In the words of Houellebecq:

“It was [Plato’s Symposium] that intoxicated Western mankind, mankind as a whole, which has inspired in it disgust at its condition of a rational animal, which had engendered in it a dream that it had taken two millennia to try and rid itself of, without completely succeeding.”

Below is Plato’s soulmate theory in which Zeus split the four legged and four armed primeval humans in two parts, giving birth to creatures who are forever searching for the other half, the soul mate, to reunite their flesh:

“[Primeval man had] … four hands and four feet, eight in all … they made an attack upon the gods … Zeus discovered a way [to punish them] … I will cut them in two … after the division the two parts of man, each desiring his other half … longing to grow into one … when one of the halves died and the other survived, the survivor sought another mate, man or woman as we call them … and clung to that … so ancient is the desire of one another which is implanted in us, reuniting our original nature, making one of two, and healing the state of man … each of us … is always looking for his other half. Suppose Hephaestus … [was] to come to [a] pair who are lying side by side and to say to them … ‘do you desire to be wholly one … I am ready to melt you into one and let you grow together, so that being two you shall become one … if you were a single man?’ … there is not a man … who when he heard the proposal would deny … that this meeting and melting into one another, this becoming one instead of two, was the very expression of his ancient need … and the reason is that human nature was originally one and we were a whole, and the desire and pursuit of the whole is called love.” —Plato’s Symposium

And this is Saint Paul’s remark in the Epistle to the Ephesians:

“For this cause shall a man leave his father and mother, and shall be joined unto his wife, and they two shall be one flesh.”

This is not the new flesh but the old flesh.

Before the ocean and the earth appeared

Magnum Chaos (c. 1524 ) by Lorenzo Lotto

“Before the ocean and the earth appeared— before the skies had overspread them all— the face of Nature in a vast expanse was naught but Chaos uniformly waste. It was a rude and undeveloped mass, that nothing made except a ponderous weight; and all discordant elements confused, were there congested in a shapeless heap.” (trans.Brookes More)

490 years ago Italian artist Lorenzo Lotto produced the image above. The design is a representation of chaos and is entitled Magnum Chaos. It is an intarsia made for a church choir in Bergamo, North Italy. It feels very modern today.

It’s a nice example of the eye as independent body part, the eye carried forth by two legs and two feet and in control of both arms and hands.

It is also an example of a what we in Dutch call a ‘kopvoeter’ (lit. headfooter) or a ‘koppoter’ (lit. headlegger), a style of drawing made by children from about age three in which people are drawn without a body and with arms emerging directly from the head. (see Child_art#Pre-symbolismbelly face and body image.)

They are called bodyheads in English. See update.
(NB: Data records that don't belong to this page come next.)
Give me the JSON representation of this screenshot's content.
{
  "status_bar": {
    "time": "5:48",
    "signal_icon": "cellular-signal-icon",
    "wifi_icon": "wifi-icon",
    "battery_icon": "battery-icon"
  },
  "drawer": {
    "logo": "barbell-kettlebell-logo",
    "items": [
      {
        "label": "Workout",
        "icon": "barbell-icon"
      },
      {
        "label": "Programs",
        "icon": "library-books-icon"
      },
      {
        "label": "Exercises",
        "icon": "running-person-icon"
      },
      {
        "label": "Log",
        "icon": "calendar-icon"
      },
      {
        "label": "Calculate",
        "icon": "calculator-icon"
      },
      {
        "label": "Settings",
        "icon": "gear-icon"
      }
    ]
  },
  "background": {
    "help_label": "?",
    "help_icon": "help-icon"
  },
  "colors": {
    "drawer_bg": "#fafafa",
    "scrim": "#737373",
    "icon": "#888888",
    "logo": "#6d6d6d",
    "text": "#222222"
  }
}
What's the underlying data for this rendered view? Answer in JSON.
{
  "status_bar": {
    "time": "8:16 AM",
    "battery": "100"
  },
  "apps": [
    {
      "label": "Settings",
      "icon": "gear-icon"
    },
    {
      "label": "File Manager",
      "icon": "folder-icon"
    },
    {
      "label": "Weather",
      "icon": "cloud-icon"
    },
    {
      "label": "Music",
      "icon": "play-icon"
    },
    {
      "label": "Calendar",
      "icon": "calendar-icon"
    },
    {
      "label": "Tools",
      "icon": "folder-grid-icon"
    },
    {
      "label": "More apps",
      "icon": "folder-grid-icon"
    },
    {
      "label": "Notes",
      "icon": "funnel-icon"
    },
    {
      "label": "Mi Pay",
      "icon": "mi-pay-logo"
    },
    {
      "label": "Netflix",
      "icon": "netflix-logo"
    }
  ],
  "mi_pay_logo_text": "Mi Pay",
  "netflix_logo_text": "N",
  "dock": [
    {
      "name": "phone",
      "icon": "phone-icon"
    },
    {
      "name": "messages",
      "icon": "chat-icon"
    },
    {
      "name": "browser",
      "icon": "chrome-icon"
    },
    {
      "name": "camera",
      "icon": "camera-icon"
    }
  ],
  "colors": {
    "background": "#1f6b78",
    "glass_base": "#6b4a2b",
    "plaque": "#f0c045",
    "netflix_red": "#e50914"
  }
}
Apparently, Rudolf Steiner says something about child art and ‘bodyheads’ in Allgemeine Menschenkunde als Grundlage der Pädagogik, 1919, but I have been unable to find out what.

The Magnum Chaos reminds me of the André Masson acéphale illustrations.

And other grotesques of course.

The image shown above is upside down from the original at Bergamo.

Update 20/2/14: A possible English translation of kopvoeter and koppoter is bodyhead, a neologism coined by English artist Paul Rumsey and given as the title to a number of prints.